The ITF’s proposed improvements made for great publicity, but with no apparent timeline or strategy for initiating the program, one can’t help but wonder if it’s a diversion tactic designed to halt a steady stream of criticism. After all, the news is coming from ITF President Francesco Ricci Bitti who has volunteered gems like this:
"I am not as pretentious as to think that we can catch all cheats. But I am confident that tennis is a clean sport.”
“I say we can only be proud, because we started very early in anti-doping, and we believe we have a quality program.”
And this, in reference to players’ claims that they are being tested less now than they were several years ago:
“I don't think they are right. But it's a bit strange. They change their minds a lot."
Remarks from Stuart Miller, head of the ITF’s anti-doping arm, have been equally unsettling. Miller has insisted multiple times that tennis is a skill sport in which players wouldn’t necessarily benefit from systematic doping. If Ricci Bitti and Miller aren’t convinced there was a problem in the first place, it seems unlikely they will invest the necessary time and money in creating a new anti-doping culture.
Perhaps that’s why Don Catlin, widely regarded as a founder of modern drug testing, described the move as “grandstanding.” Catlin also said the increased budget is still too low, and tennis is “far behind other sports” in its testing efforts.
"I would tell them not to bother," he told the Guardian UK. "They're better off to increase the number of tests they do rather than spend it all on the passport. Doubling or tripling urine tests would be of more value than starting a passport because you need such a long lead-in. You need data over four or five years."
It appears the initial optimism regarding the ITF’s seemingly newfound resolve may have been a bit premature, but all is not lost. Doping talk is now as trendy as Rafa’s new short-shorts, and that’s a good thing. Players are becoming educated on the inadequacy of the system charged with keeping tennis clean, and the mainstream media is covering the transition.
While players and writers can’t accuse unless they’ve personally seen [insert star athlete here] hiding under a massage table self-administering a post-match dose of EPO, they should never shy away from discussion because a topic is considered taboo. In this case, questions have promoted change, if minor, for the ITF Anti-Doping Program. The proof is in the Passport. Now if only the ITF would improve organizational transparency by announcing positive tests and provisional suspensions immediately after they happen…
When it comes to public discourse and sports reporting, Grantland’s Bill Simmons summed it up in his recent essay “Daring to Ask the PED Question”:
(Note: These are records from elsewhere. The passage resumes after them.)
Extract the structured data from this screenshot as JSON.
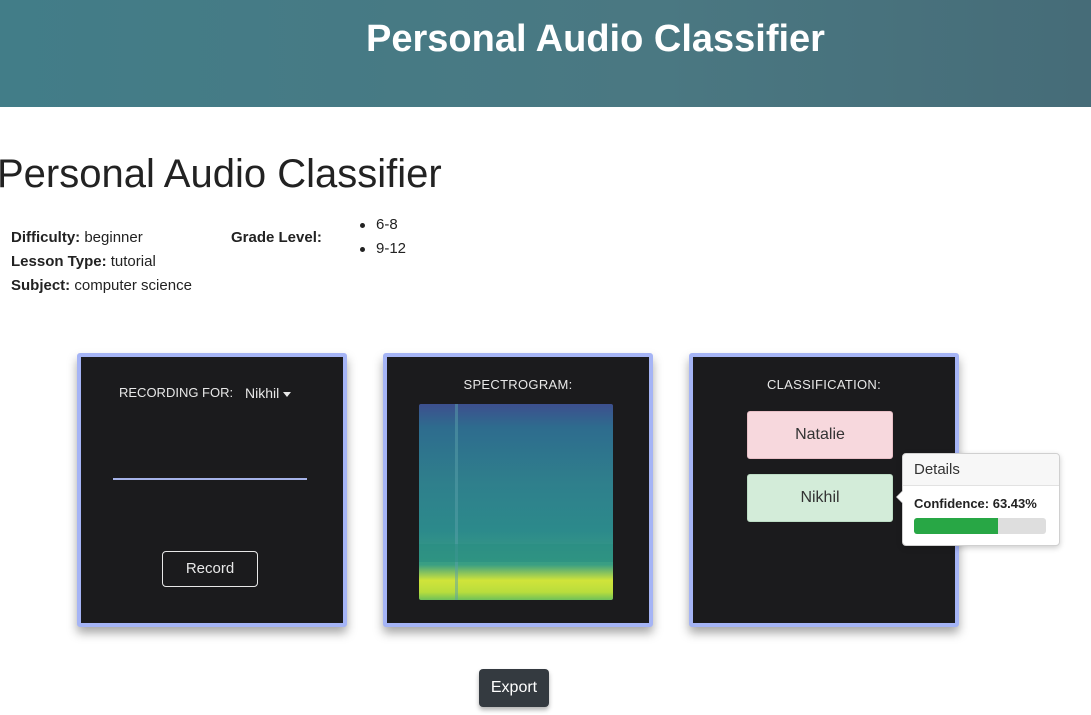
{
  "header": {
    "title": "Personal Audio Classifier"
  },
  "page": {
    "title": "Personal Audio Classifier"
  },
  "meta": {
    "difficulty_label": "Difficulty:",
    "difficulty_value": "beginner",
    "lesson_type_label": "Lesson Type:",
    "lesson_type_value": "tutorial",
    "subject_label": "Subject:",
    "subject_value": "computer science",
    "grade_label": "Grade Level:",
    "grades": [
      "6-8",
      "9-12"
    ]
  },
  "recording": {
    "label": "RECORDING FOR:",
    "selected_user": "Nikhil",
    "record_button": "Record"
  },
  "spectrogram": {
    "label": "SPECTROGRAM:"
  },
  "classification": {
    "label": "CLASSIFICATION:",
    "classes": [
      "Natalie",
      "Nikhil"
    ],
    "details": {
      "title": "Details",
      "confidence_text": "Confidence: 63.43%",
      "confidence_value": 0.6343,
      "fill_color": "#28a745"
    }
  },
  "export_button": "Export",
  "colors": {
    "banner": "#427d88",
    "card_border": "#a5b4f5",
    "natalie_bg": "#f7d8dd",
    "nikhil_bg": "#d3ecd9"
  }
}
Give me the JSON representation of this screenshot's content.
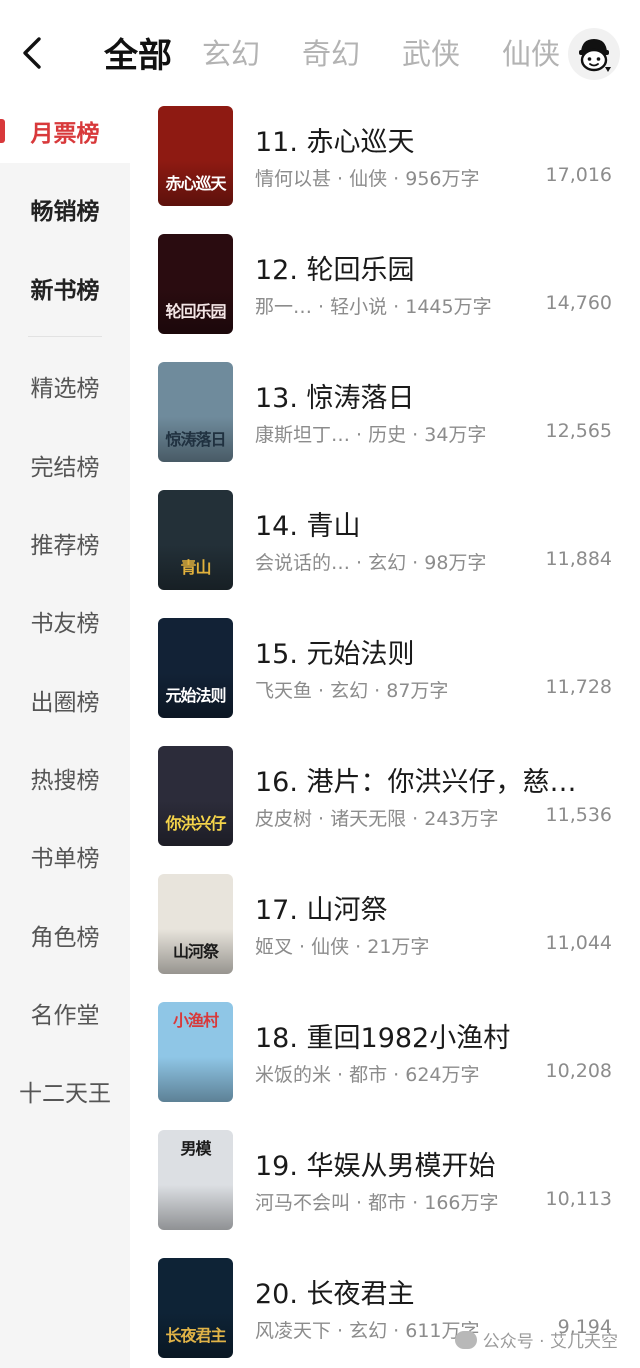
{
  "header": {
    "tabs": [
      {
        "label": "全部",
        "active": true
      },
      {
        "label": "玄幻"
      },
      {
        "label": "奇幻"
      },
      {
        "label": "武侠"
      },
      {
        "label": "仙侠"
      }
    ],
    "back_icon": "chevron-left-icon",
    "profile_icon": "face-avatar-icon"
  },
  "sidebar": {
    "items": [
      {
        "label": "月票榜",
        "state": "active"
      },
      {
        "label": "畅销榜",
        "state": "strong"
      },
      {
        "label": "新书榜",
        "state": "strong"
      },
      {
        "label": "精选榜"
      },
      {
        "label": "完结榜"
      },
      {
        "label": "推荐榜"
      },
      {
        "label": "书友榜"
      },
      {
        "label": "出圈榜"
      },
      {
        "label": "热搜榜"
      },
      {
        "label": "书单榜"
      },
      {
        "label": "角色榜"
      },
      {
        "label": "名作堂"
      },
      {
        "label": "十二天王"
      }
    ]
  },
  "books": [
    {
      "title": "11. 赤心巡天",
      "meta": "情何以甚 · 仙侠 · 956万字",
      "count": "17,016",
      "cover_text": "赤心巡天",
      "cover_bg": "#8e1a12",
      "cover_fg": "#ffffff"
    },
    {
      "title": "12. 轮回乐园",
      "meta": "那一…  · 轻小说 · 1445万字",
      "count": "14,760",
      "cover_text": "轮回乐园",
      "cover_bg": "#2a0c10",
      "cover_fg": "#f3e5e5"
    },
    {
      "title": "13. 惊涛落日",
      "meta": "康斯坦丁…  · 历史 · 34万字",
      "count": "12,565",
      "cover_text": "惊涛落日",
      "cover_bg": "#6f8b9c",
      "cover_fg": "#203140"
    },
    {
      "title": "14. 青山",
      "meta": "会说话的…  · 玄幻 · 98万字",
      "count": "11,884",
      "cover_text": "青山",
      "cover_bg": "#233038",
      "cover_fg": "#e2b13c"
    },
    {
      "title": "15. 元始法则",
      "meta": "飞天鱼 · 玄幻 · 87万字",
      "count": "11,728",
      "cover_text": "元始法则",
      "cover_bg": "#122236",
      "cover_fg": "#ffffff"
    },
    {
      "title": "16. 港片：你洪兴仔，慈…",
      "meta": "皮皮树 · 诸天无限 · 243万字",
      "count": "11,536",
      "cover_text": "你洪兴仔",
      "cover_bg": "#2c2c3a",
      "cover_fg": "#f5d44a"
    },
    {
      "title": "17. 山河祭",
      "meta": "姬叉 · 仙侠 · 21万字",
      "count": "11,044",
      "cover_text": "山河祭",
      "cover_bg": "#e8e4dc",
      "cover_fg": "#1a1a1a"
    },
    {
      "title": "18. 重回1982小渔村",
      "meta": "米饭的米 · 都市 · 624万字",
      "count": "10,208",
      "cover_text": "小渔村",
      "cover_bg": "#8fc6e6",
      "cover_fg": "#d8393b",
      "cover_top": true
    },
    {
      "title": "19. 华娱从男模开始",
      "meta": "河马不会叫 · 都市 · 166万字",
      "count": "10,113",
      "cover_text": "男模",
      "cover_bg": "#dcdfe3",
      "cover_fg": "#1a1a1a",
      "cover_top": true
    },
    {
      "title": "20. 长夜君主",
      "meta": "风凌天下 · 玄幻 · 611万字",
      "count": "9,194",
      "cover_text": "长夜君主",
      "cover_bg": "#0e2336",
      "cover_fg": "#e0b347"
    }
  ],
  "watermark": {
    "text": "公众号 · 艾几天空"
  },
  "colors": {
    "accent": "#d8393b",
    "sidebar_bg": "#f5f5f5",
    "muted_text": "#8c8c8c"
  }
}
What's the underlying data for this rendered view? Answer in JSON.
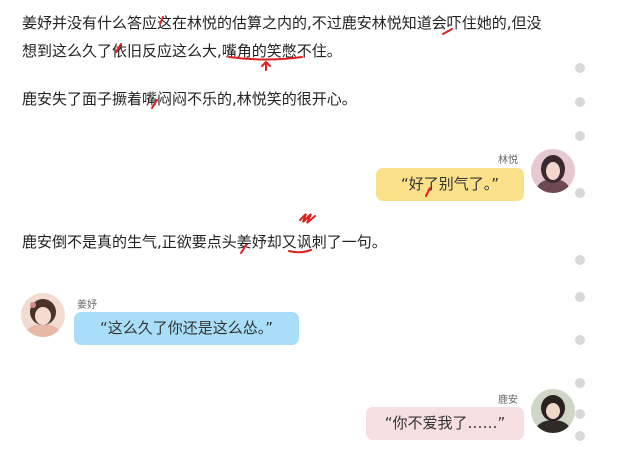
{
  "story": {
    "para1_line1": "姜妤并没有什么答应这在林悦的估算之内的,不过鹿安林悦知道会吓住她的,但没",
    "para1_line2": "想到这么久了依旧反应这么大,嘴角的笑憋不住。",
    "para2": "鹿安失了面子撅着嘴闷闷不乐的,林悦笑的很开心。",
    "para3": "鹿安倒不是真的生气,正欲要点头姜妤却又讽刺了一句。"
  },
  "chat": [
    {
      "speaker": "林悦",
      "text": "“好了别气了。”",
      "side": "right",
      "color": "#fbe08a"
    },
    {
      "speaker": "姜妤",
      "text": "“这么久了你还是这么怂。”",
      "side": "left",
      "color": "#a9def9"
    },
    {
      "speaker": "鹿安",
      "text": "“你不爱我了……”",
      "side": "right",
      "color": "#f6dfe1"
    }
  ],
  "colors": {
    "annotation_red": "#e02020",
    "scroll_dot": "#d8d8d8"
  }
}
“What are we hiding from? Who are we protecting? What's the difference between wondering if [star running back, Adrian] Peterson had help with his comeback and wondering if he's going to break [Eric] Dickerson's record? Either way, we're just speculating, right? Well, that's what we do…WE SPECULATE ON STUFF!!!!!!!"